Courtesy of Reuters Health
According to a study in this week's Pediatrics, the FDA looked at an acid reflux drug called lansoprazole (sold as Prevacid) due to concerns about efficacy and safety in infants.
The medication is not indicated for children younger than one, and studies show it has no effect in that age group. Yet doctors wrote 358,000 prescriptions for the drug to babies under one in 2010.
Dr. Eric Hassall, a pediatric gastroenterologist at the California Pacific Medical Center, said the number reflects rampant overuse of acid drugs in infants.
"These drugs work very well when they are prescribed for the right indication," he told Reuters Health. "But in infants they are very seldom indicated."
He added that stomach acid is the first defense against many infections and blocking it even for part of the day will raise children's risk of pneumonia and stomach infections.

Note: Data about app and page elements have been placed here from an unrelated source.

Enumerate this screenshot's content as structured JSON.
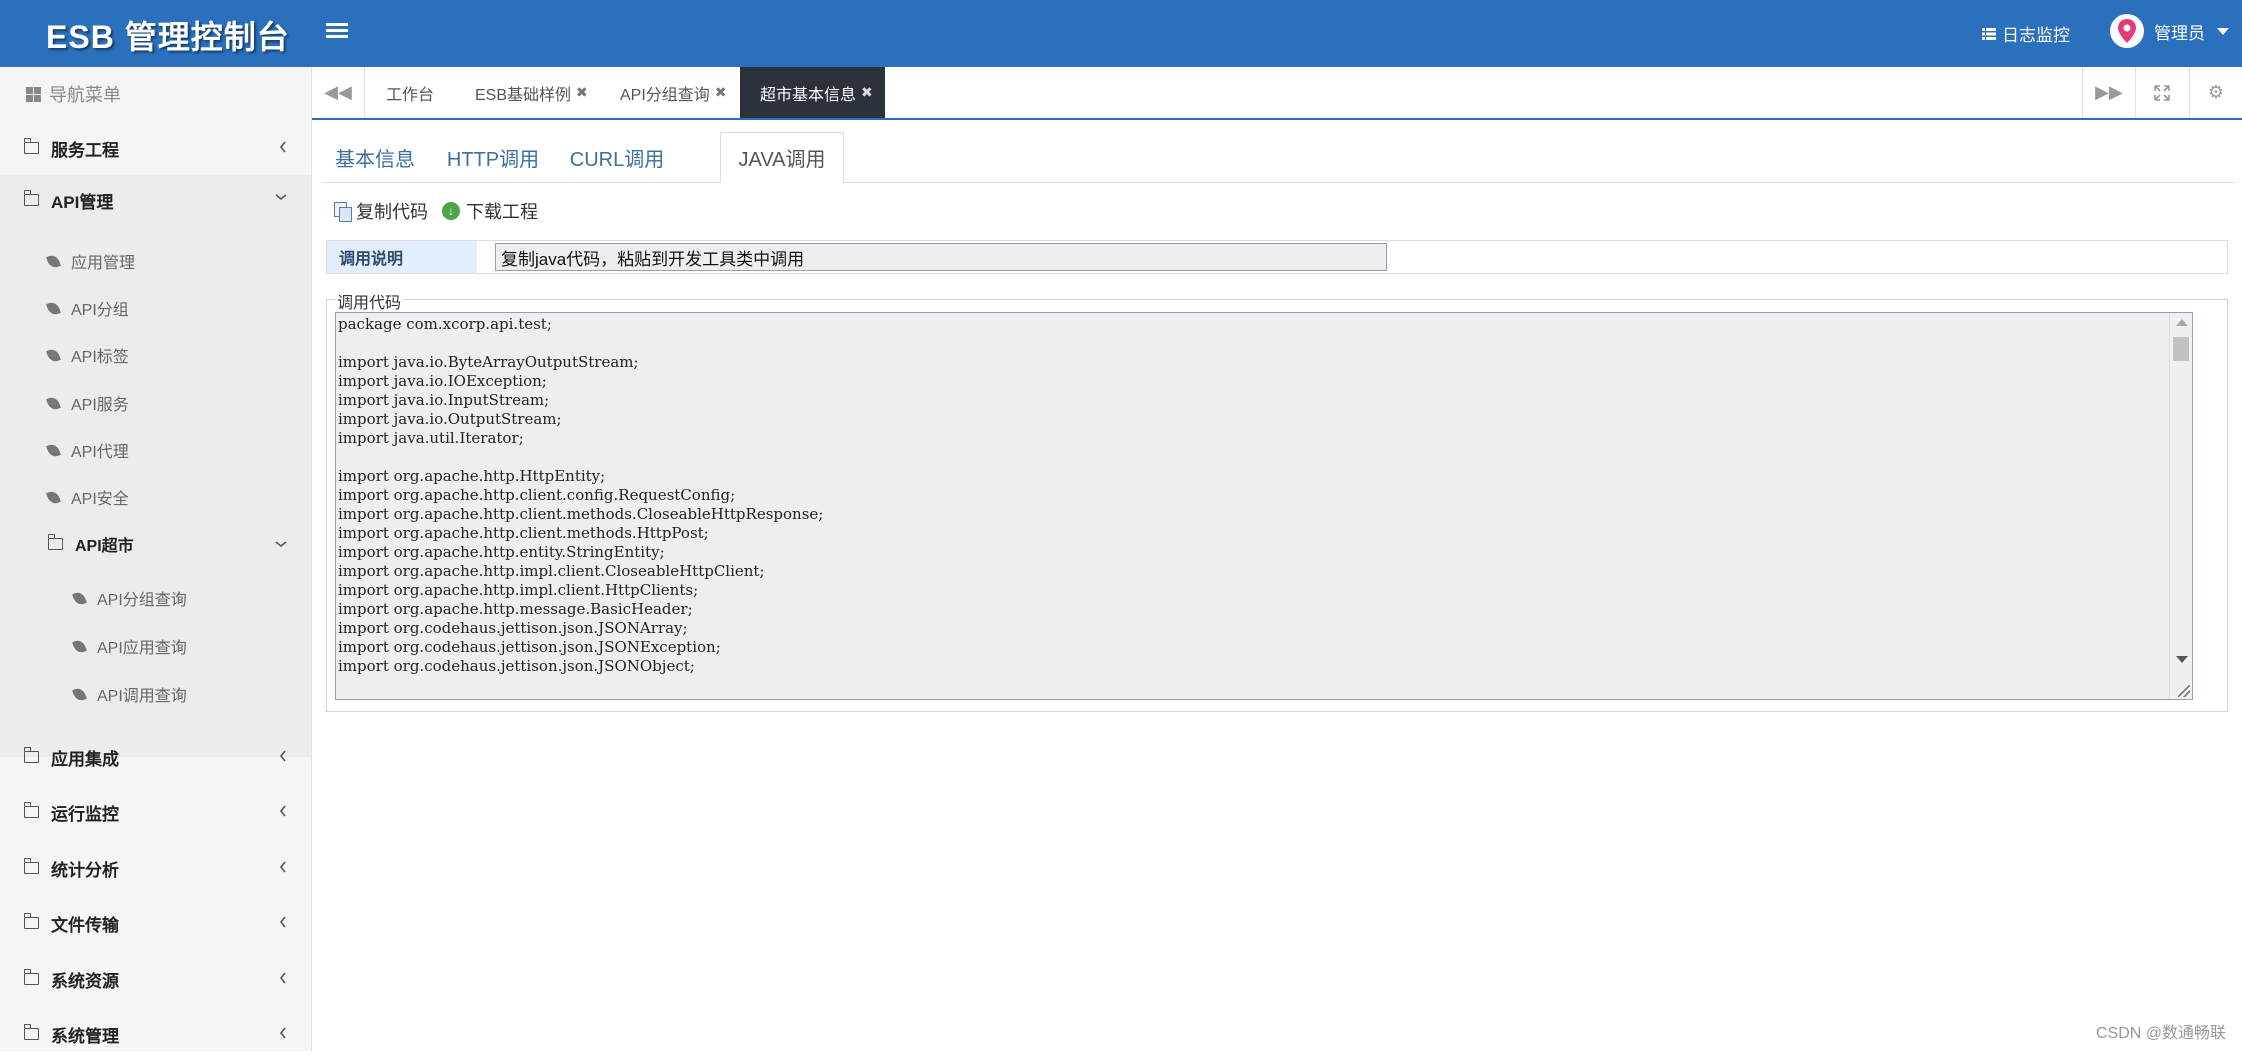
{
  "header": {
    "brand": "ESB 管理控制台",
    "log_monitor": "日志监控",
    "user": "管理员"
  },
  "sidebar": {
    "nav_title": "导航菜单",
    "items": [
      {
        "label": "服务工程"
      },
      {
        "label": "API管理"
      },
      {
        "label": "应用集成"
      },
      {
        "label": "运行监控"
      },
      {
        "label": "统计分析"
      },
      {
        "label": "文件传输"
      },
      {
        "label": "系统资源"
      },
      {
        "label": "系统管理"
      }
    ],
    "api_sub": [
      {
        "label": "应用管理"
      },
      {
        "label": "API分组"
      },
      {
        "label": "API标签"
      },
      {
        "label": "API服务"
      },
      {
        "label": "API代理"
      },
      {
        "label": "API安全"
      },
      {
        "label": "API超市"
      }
    ],
    "market_sub": [
      {
        "label": "API分组查询"
      },
      {
        "label": "API应用查询"
      },
      {
        "label": "API调用查询"
      }
    ]
  },
  "tabs": [
    {
      "label": "工作台"
    },
    {
      "label": "ESB基础样例"
    },
    {
      "label": "API分组查询"
    },
    {
      "label": "超市基本信息"
    }
  ],
  "subtabs": [
    {
      "label": "基本信息"
    },
    {
      "label": "HTTP调用"
    },
    {
      "label": "CURL调用"
    },
    {
      "label": "JAVA调用"
    }
  ],
  "toolbar": {
    "copy": "复制代码",
    "download": "下载工程"
  },
  "info": {
    "label": "调用说明",
    "value": "复制java代码，粘贴到开发工具类中调用"
  },
  "code_section": {
    "legend": "调用代码",
    "code": "package com.xcorp.api.test;\n\nimport java.io.ByteArrayOutputStream;\nimport java.io.IOException;\nimport java.io.InputStream;\nimport java.io.OutputStream;\nimport java.util.Iterator;\n\nimport org.apache.http.HttpEntity;\nimport org.apache.http.client.config.RequestConfig;\nimport org.apache.http.client.methods.CloseableHttpResponse;\nimport org.apache.http.client.methods.HttpPost;\nimport org.apache.http.entity.StringEntity;\nimport org.apache.http.impl.client.CloseableHttpClient;\nimport org.apache.http.impl.client.HttpClients;\nimport org.apache.http.message.BasicHeader;\nimport org.codehaus.jettison.json.JSONArray;\nimport org.codehaus.jettison.json.JSONException;\nimport org.codehaus.jettison.json.JSONObject;"
  },
  "watermark": "CSDN @数通畅联",
  "colors": {
    "header_bg": "#2a70bd",
    "active_tab_bg": "#2b323b",
    "subtab_link": "#3a6f9e",
    "avatar_pin": "#e6397a"
  }
}
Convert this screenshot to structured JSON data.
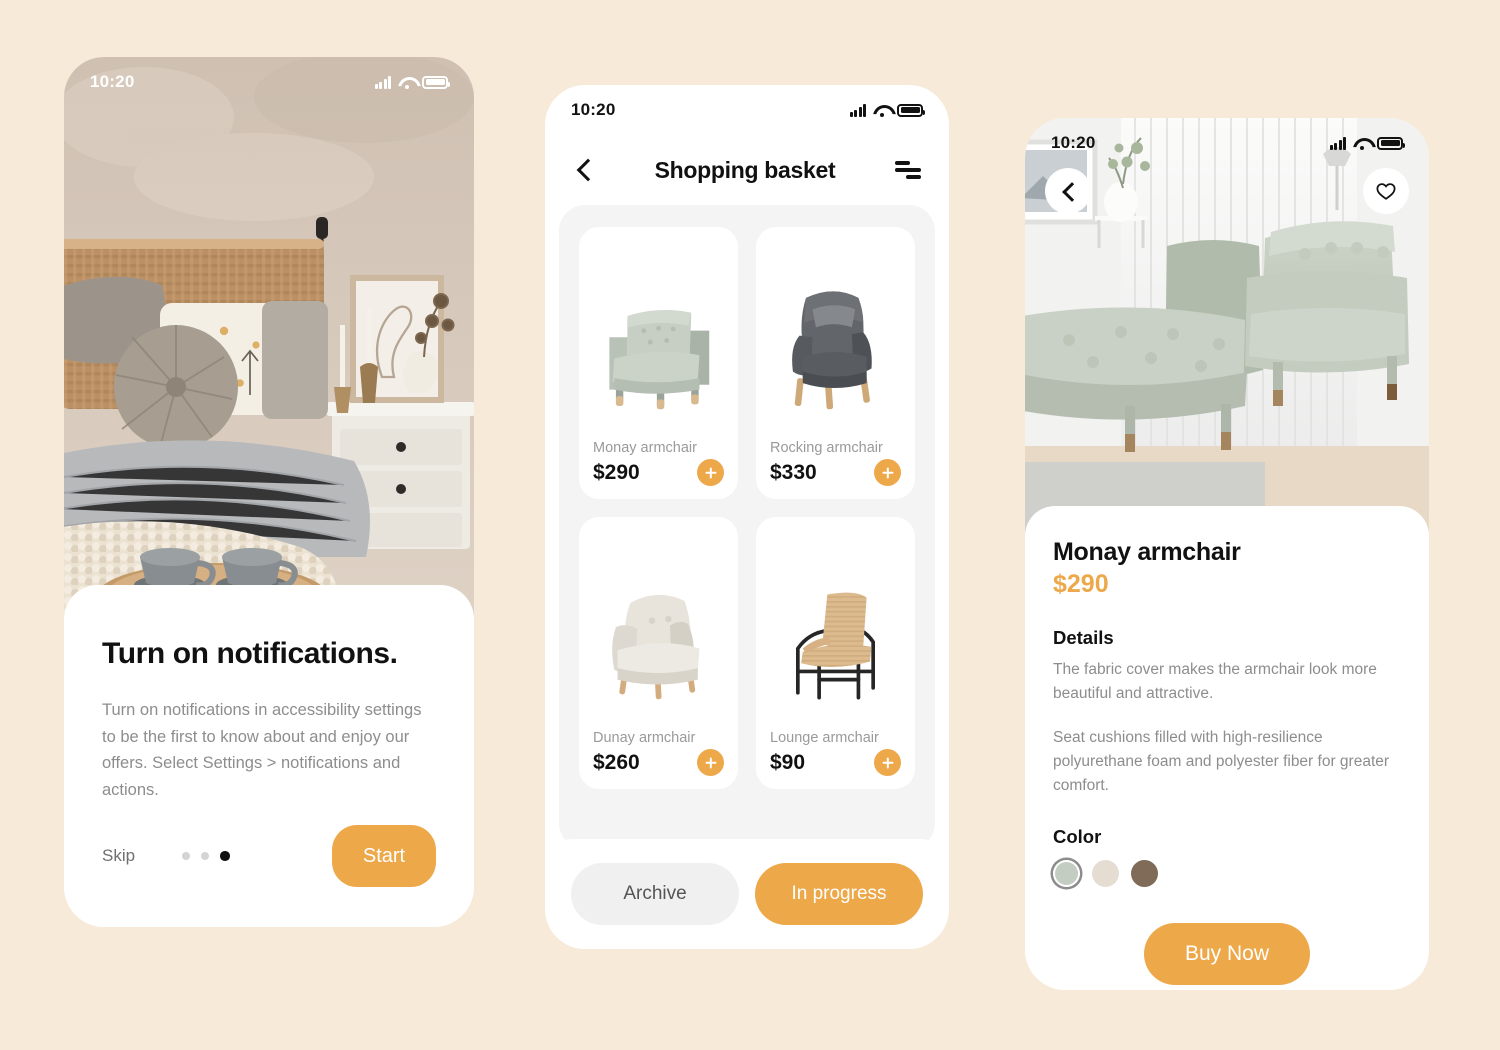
{
  "background_color": "#f7ead9",
  "accent_color": "#eda84a",
  "screens": {
    "onboarding": {
      "status": {
        "time": "10:20",
        "signal_icon": "cellular-bars-icon",
        "wifi_icon": "wifi-icon",
        "battery_icon": "battery-icon"
      },
      "hero_alt": "cozy bedroom with rattan headboard, floral pillows, knit blanket and two mugs on a wooden tray",
      "title": "Turn on notifications.",
      "body": "Turn on notifications in accessibility settings to be the first to know about and enjoy our offers. Select Settings > notifications and actions.",
      "skip_label": "Skip",
      "start_label": "Start",
      "pagination": {
        "total": 3,
        "active_index": 2
      }
    },
    "basket": {
      "status": {
        "time": "10:20"
      },
      "back_icon": "chevron-left-icon",
      "title": "Shopping basket",
      "filter_icon": "filter-lines-icon",
      "products": [
        {
          "name": "Monay armchair",
          "price": "$290",
          "add_label": "+",
          "color": "#c5cec2",
          "style": "boxy-armchair"
        },
        {
          "name": "Rocking armchair",
          "price": "$330",
          "add_label": "+",
          "color": "#5a5a5e",
          "style": "wingback-chair"
        },
        {
          "name": "Dunay armchair",
          "price": "$260",
          "add_label": "+",
          "color": "#e3dfd6",
          "style": "tufted-armchair"
        },
        {
          "name": "Lounge armchair",
          "price": "$90",
          "add_label": "+",
          "color": "#d9bb90",
          "style": "rattan-chair"
        }
      ],
      "tabs": [
        {
          "label": "Archive",
          "active": false
        },
        {
          "label": "In progress",
          "active": true
        }
      ]
    },
    "detail": {
      "status": {
        "time": "10:20"
      },
      "back_icon": "chevron-left-icon",
      "favorite_icon": "heart-icon",
      "hero_alt": "sage green armchair with matching ottoman in a bright white living room",
      "title": "Monay armchair",
      "price": "$290",
      "details_heading": "Details",
      "paragraph_1": "The fabric cover makes the armchair look more beautiful and attractive.",
      "paragraph_2": "Seat cushions filled with high-resilience polyurethane foam and polyester fiber for greater comfort.",
      "color_heading": "Color",
      "colors": [
        {
          "name": "sage-green",
          "hex": "#c4cdc2",
          "selected": true
        },
        {
          "name": "cream",
          "hex": "#e5ddd2",
          "selected": false
        },
        {
          "name": "dark-brown",
          "hex": "#7f6b58",
          "selected": false
        }
      ],
      "buy_label": "Buy Now"
    }
  }
}
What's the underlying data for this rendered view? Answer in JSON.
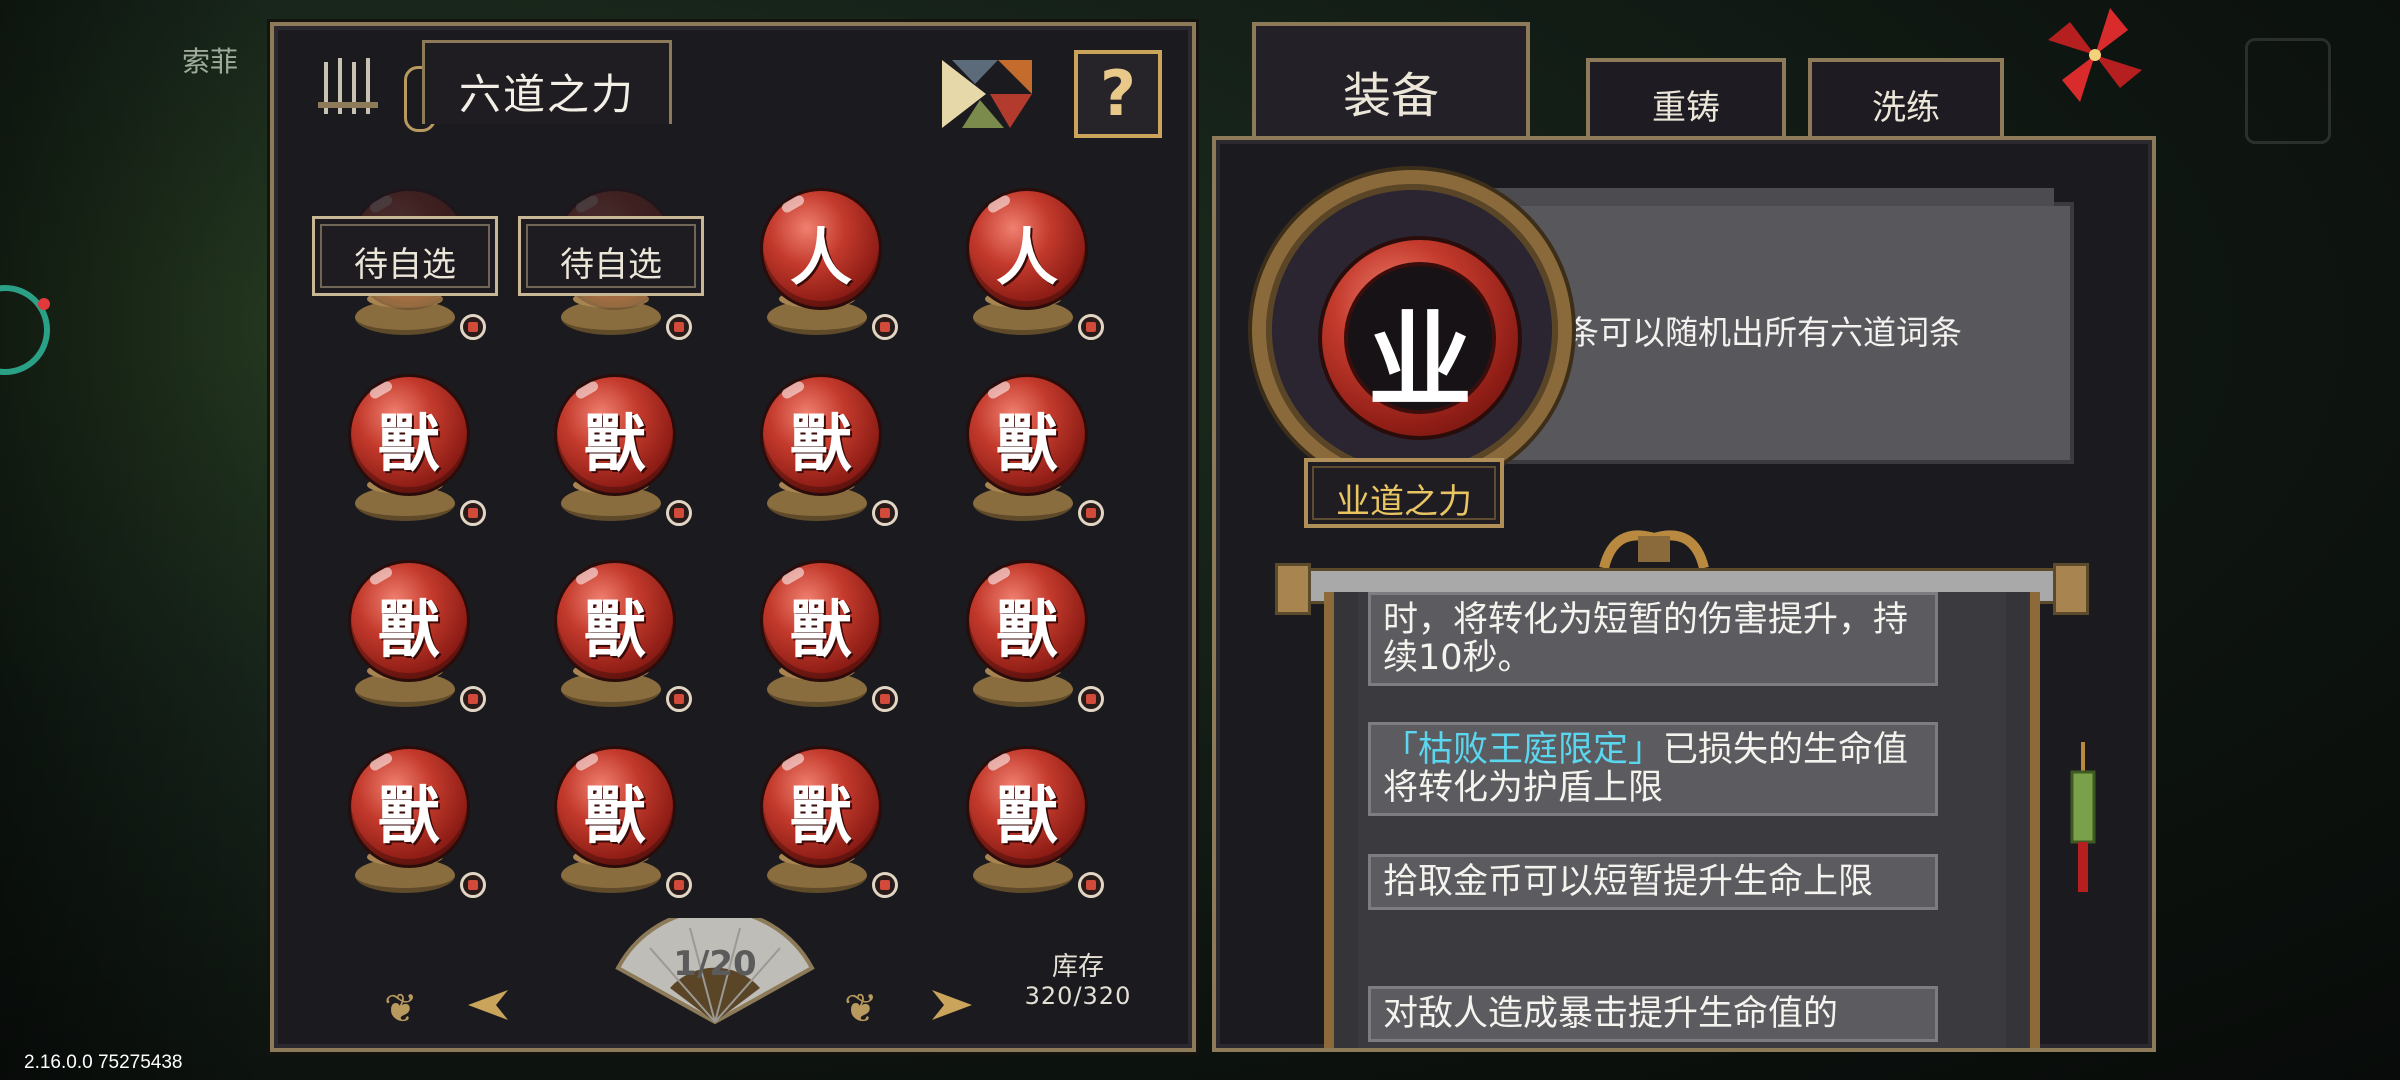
{
  "background": {
    "player_name": "索菲",
    "version": "2.16.0.0 75275438"
  },
  "left_panel": {
    "title": "六道之力",
    "help_label": "?",
    "slots": [
      {
        "type": "placeholder",
        "label": "待自选"
      },
      {
        "type": "placeholder",
        "label": "待自选"
      },
      {
        "type": "orb",
        "glyph": "人"
      },
      {
        "type": "orb",
        "glyph": "人"
      },
      {
        "type": "orb",
        "glyph": "獸"
      },
      {
        "type": "orb",
        "glyph": "獸"
      },
      {
        "type": "orb",
        "glyph": "獸"
      },
      {
        "type": "orb",
        "glyph": "獸"
      },
      {
        "type": "orb",
        "glyph": "獸"
      },
      {
        "type": "orb",
        "glyph": "獸"
      },
      {
        "type": "orb",
        "glyph": "獸"
      },
      {
        "type": "orb",
        "glyph": "獸"
      },
      {
        "type": "orb",
        "glyph": "獸"
      },
      {
        "type": "orb",
        "glyph": "獸"
      },
      {
        "type": "orb",
        "glyph": "獸"
      },
      {
        "type": "orb",
        "glyph": "獸"
      }
    ],
    "pager": {
      "page": "1/20"
    },
    "stock": {
      "label": "库存",
      "value": "320/320"
    }
  },
  "right_panel": {
    "tabs": [
      {
        "label": "装备",
        "active": true
      },
      {
        "label": "重铸",
        "active": false
      },
      {
        "label": "洗练",
        "active": false
      }
    ],
    "item": {
      "glyph": "业",
      "name": "业道之力",
      "description": "副词条可以随机出所有六道词条"
    },
    "entries": [
      {
        "parts": [
          {
            "text": "时，将转化为短暂的伤害提升，持续10秒。",
            "highlight": false
          }
        ]
      },
      {
        "parts": [
          {
            "text": "「枯败王庭限定」",
            "highlight": true
          },
          {
            "text": "已损失的生命值将转化为护盾上限",
            "highlight": false
          }
        ]
      },
      {
        "parts": [
          {
            "text": "拾取金币可以短暂提升生命上限",
            "highlight": false
          }
        ]
      },
      {
        "parts": [
          {
            "text": "对敌人造成暴击提升生命值的",
            "highlight": false
          }
        ]
      }
    ]
  },
  "colors": {
    "panel_bg": "#1b1a1f",
    "frame_gold": "#8c7a58",
    "orb_red": "#c33a2c",
    "name_gold": "#e8c462",
    "highlight_cyan": "#5ad6ef"
  },
  "icons": [
    "sword-rack-icon",
    "tangram-icon",
    "help-icon",
    "arrow-left-icon",
    "arrow-right-icon",
    "fan-icon",
    "pinwheel-icon",
    "tassel-icon"
  ]
}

"My concern is that we are unnecessarily exposing infants to infectious and nutritional complications," Hassall said. "Doctors are too quick to prescribe and parents are very quick to demand, and this is of course driven by consumer advertising."
"I would advise parents that if their child is growing and developing normally despite spitting up, they should resist the urge to give the child a medical diagnosis and administer prescription medications," he added. "If their child is excessively irritable or otherwise unwell, they should seek medical consultation."